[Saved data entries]
════
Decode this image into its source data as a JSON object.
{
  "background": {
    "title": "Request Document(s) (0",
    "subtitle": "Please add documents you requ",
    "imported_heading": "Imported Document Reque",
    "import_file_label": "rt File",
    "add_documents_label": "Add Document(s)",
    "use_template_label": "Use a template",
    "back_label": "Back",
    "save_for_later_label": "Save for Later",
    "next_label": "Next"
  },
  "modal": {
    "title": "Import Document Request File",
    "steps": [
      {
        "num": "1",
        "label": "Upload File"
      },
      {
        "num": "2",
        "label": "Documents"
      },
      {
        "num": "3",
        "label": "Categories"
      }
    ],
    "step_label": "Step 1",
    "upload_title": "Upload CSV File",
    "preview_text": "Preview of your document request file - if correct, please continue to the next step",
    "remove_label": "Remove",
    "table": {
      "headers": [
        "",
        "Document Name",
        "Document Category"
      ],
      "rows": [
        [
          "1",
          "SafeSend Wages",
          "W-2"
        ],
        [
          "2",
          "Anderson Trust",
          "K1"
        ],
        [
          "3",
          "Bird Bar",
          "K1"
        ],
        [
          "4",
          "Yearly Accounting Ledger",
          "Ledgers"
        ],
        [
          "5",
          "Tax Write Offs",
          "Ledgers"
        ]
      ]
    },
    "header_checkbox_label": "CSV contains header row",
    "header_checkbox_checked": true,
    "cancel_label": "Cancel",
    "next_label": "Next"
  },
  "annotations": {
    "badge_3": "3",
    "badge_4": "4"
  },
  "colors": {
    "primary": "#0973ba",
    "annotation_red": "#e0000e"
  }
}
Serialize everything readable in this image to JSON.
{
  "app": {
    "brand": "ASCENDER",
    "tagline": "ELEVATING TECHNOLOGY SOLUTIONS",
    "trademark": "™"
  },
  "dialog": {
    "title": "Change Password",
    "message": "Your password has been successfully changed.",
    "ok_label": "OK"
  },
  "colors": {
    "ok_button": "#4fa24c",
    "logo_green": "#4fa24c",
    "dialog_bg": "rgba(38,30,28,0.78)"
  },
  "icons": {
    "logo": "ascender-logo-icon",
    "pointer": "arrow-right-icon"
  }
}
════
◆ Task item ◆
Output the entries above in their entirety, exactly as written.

◆ Task answer ◆
Decode this image into its source data as a JSON object.
{
  "background": {
    "title": "Request Document(s) (0",
    "subtitle": "Please add documents you requ",
    "imported_heading": "Imported Document Reque",
    "import_file_label": "rt File",
    "add_documents_label": "Add Document(s)",
    "use_template_label": "Use a template",
    "back_label": "Back",
    "save_for_later_label": "Save for Later",
    "next_label": "Next"
  },
  "modal": {
    "title": "Import Document Request File",
    "steps": [
      {
        "num": "1",
        "label": "Upload File"
      },
      {
        "num": "2",
        "label": "Documents"
      },
      {
        "num": "3",
        "label": "Categories"
      }
    ],
    "step_label": "Step 1",
    "upload_title": "Upload CSV File",
    "preview_text": "Preview of your document request file - if correct, please continue to the next step",
    "remove_label": "Remove",
    "table": {
      "headers": [
        "",
        "Document Name",
        "Document Category"
      ],
      "rows": [
        [
          "1",
          "SafeSend Wages",
          "W-2"
        ],
        [
          "2",
          "Anderson Trust",
          "K1"
        ],
        [
          "3",
          "Bird Bar",
          "K1"
        ],
        [
          "4",
          "Yearly Accounting Ledger",
          "Ledgers"
        ],
        [
          "5",
          "Tax Write Offs",
          "Ledgers"
        ]
      ]
    },
    "header_checkbox_label": "CSV contains header row",
    "header_checkbox_checked": true,
    "cancel_label": "Cancel",
    "next_label": "Next"
  },
  "annotations": {
    "badge_3": "3",
    "badge_4": "4"
  },
  "colors": {
    "primary": "#0973ba",
    "annotation_red": "#e0000e"
  }
}
Serialize everything readable in this image to JSON.
{
  "app": {
    "brand": "ASCENDER",
    "tagline": "ELEVATING TECHNOLOGY SOLUTIONS",
    "trademark": "™"
  },
  "dialog": {
    "title": "Change Password",
    "message": "Your password has been successfully changed.",
    "ok_label": "OK"
  },
  "colors": {
    "ok_button": "#4fa24c",
    "logo_green": "#4fa24c",
    "dialog_bg": "rgba(38,30,28,0.78)"
  },
  "icons": {
    "logo": "ascender-logo-icon",
    "pointer": "arrow-right-icon"
  }
}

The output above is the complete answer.